Excerpts from an interface dataset

────────

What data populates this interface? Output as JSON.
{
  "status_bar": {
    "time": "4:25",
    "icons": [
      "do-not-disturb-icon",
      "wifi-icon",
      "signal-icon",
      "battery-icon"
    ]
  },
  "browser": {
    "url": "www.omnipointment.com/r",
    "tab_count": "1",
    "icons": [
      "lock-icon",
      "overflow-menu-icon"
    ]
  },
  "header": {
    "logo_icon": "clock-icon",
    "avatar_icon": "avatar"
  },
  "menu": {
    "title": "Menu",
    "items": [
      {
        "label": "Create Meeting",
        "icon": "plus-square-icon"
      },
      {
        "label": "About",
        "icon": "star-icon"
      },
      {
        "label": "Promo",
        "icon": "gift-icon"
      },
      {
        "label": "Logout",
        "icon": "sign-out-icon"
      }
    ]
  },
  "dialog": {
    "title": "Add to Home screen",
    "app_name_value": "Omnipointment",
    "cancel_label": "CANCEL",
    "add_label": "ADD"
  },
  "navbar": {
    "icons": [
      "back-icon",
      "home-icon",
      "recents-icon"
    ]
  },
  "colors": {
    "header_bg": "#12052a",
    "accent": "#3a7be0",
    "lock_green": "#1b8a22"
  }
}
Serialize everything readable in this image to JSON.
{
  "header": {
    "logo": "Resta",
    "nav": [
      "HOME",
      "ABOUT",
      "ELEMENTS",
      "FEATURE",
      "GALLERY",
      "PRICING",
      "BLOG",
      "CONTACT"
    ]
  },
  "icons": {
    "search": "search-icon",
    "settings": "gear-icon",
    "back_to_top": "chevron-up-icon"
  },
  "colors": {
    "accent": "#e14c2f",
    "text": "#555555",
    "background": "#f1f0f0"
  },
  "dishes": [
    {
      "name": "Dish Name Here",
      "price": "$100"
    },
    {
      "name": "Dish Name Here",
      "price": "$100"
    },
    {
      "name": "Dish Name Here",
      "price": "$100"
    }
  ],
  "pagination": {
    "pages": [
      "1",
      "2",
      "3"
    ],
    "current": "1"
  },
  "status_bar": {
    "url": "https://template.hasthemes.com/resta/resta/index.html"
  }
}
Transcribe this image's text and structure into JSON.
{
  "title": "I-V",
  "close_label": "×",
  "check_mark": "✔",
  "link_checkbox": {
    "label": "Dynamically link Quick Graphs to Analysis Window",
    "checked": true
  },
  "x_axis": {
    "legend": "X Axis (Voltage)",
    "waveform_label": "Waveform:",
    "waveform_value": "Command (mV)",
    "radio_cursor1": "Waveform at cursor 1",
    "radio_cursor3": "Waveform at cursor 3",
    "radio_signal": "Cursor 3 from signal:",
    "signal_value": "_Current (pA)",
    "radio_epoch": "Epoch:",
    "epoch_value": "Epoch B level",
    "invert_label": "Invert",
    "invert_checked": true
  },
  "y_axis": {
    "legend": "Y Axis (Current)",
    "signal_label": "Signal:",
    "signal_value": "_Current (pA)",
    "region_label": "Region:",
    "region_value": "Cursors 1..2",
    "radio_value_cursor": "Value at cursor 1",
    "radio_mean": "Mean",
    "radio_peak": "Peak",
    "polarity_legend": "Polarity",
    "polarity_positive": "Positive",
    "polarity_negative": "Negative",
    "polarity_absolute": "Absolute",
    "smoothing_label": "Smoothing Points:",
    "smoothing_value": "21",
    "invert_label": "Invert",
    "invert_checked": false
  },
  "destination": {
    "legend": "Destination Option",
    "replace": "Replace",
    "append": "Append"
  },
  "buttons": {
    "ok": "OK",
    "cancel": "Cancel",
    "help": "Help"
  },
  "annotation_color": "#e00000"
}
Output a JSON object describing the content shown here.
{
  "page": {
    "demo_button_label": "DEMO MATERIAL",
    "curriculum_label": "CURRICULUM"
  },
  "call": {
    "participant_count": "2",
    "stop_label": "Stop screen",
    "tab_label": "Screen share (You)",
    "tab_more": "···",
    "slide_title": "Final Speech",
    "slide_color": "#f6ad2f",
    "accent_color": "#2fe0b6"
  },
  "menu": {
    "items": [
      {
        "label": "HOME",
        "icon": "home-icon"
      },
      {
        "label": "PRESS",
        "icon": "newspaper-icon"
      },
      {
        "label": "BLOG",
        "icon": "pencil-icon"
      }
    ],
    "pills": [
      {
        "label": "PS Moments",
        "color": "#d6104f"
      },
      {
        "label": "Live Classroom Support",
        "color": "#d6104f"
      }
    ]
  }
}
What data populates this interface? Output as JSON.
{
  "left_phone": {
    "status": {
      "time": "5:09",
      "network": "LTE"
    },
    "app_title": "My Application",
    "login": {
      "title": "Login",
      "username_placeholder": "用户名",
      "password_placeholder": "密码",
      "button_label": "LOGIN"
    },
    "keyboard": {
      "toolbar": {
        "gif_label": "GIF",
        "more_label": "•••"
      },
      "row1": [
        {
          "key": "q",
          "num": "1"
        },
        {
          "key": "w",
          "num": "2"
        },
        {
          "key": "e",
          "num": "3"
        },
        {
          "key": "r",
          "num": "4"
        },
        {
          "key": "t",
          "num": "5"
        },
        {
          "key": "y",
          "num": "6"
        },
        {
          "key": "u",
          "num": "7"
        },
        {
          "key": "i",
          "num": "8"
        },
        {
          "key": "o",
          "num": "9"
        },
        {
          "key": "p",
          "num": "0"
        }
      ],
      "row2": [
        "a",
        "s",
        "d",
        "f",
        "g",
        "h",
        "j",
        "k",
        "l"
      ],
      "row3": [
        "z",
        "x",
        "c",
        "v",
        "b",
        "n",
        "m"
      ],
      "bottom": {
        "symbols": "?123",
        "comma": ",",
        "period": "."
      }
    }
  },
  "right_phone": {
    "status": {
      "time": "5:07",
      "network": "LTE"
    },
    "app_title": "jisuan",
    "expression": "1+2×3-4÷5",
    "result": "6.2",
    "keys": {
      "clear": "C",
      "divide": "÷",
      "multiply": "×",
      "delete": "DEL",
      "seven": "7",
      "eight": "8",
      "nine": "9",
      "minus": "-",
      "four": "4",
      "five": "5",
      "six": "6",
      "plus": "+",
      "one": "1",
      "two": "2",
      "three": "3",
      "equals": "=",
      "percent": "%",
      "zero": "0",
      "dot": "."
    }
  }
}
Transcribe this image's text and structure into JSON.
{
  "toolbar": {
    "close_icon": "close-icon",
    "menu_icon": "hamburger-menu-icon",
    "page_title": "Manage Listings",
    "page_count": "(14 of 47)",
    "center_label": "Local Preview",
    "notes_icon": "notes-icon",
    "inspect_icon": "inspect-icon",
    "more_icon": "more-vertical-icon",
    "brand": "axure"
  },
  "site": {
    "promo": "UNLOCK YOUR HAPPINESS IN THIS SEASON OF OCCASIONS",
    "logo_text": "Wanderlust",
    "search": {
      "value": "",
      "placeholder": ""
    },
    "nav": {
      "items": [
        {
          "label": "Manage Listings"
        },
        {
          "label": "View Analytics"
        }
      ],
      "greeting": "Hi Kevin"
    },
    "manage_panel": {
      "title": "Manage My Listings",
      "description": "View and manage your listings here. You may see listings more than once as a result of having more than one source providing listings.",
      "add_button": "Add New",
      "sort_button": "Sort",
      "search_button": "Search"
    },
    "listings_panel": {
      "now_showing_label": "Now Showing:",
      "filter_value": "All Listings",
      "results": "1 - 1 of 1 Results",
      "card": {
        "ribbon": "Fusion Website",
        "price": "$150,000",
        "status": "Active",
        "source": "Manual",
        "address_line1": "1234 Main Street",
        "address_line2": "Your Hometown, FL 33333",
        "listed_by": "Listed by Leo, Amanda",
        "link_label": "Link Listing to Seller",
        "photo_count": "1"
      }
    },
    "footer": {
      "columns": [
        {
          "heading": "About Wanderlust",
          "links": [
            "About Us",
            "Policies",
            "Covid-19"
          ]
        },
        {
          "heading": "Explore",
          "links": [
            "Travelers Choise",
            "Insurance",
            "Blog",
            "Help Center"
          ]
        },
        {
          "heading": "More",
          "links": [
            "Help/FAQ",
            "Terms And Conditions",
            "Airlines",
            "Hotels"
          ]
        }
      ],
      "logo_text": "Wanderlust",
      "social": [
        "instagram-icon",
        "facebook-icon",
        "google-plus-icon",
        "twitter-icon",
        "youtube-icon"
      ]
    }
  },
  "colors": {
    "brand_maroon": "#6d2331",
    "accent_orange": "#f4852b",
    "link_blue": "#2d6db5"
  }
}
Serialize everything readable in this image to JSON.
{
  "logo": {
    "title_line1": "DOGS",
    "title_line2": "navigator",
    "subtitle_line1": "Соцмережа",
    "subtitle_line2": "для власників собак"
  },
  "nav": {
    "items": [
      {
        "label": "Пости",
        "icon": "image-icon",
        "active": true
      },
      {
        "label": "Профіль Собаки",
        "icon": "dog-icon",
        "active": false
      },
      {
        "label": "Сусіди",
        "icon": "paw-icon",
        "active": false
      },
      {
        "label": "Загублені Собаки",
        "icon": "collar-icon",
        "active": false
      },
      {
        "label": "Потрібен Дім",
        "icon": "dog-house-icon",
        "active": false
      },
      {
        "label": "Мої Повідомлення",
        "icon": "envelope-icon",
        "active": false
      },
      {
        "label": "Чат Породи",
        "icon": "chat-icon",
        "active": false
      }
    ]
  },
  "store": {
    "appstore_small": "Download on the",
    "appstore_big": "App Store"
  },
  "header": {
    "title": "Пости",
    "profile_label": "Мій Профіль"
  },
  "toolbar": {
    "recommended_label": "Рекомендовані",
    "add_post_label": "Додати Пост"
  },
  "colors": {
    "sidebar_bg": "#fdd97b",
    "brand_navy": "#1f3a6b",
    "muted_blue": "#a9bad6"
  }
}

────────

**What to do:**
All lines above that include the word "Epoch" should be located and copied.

**Task response:**
    "radio_epoch": "Epoch:",
    "epoch_value": "Epoch B level",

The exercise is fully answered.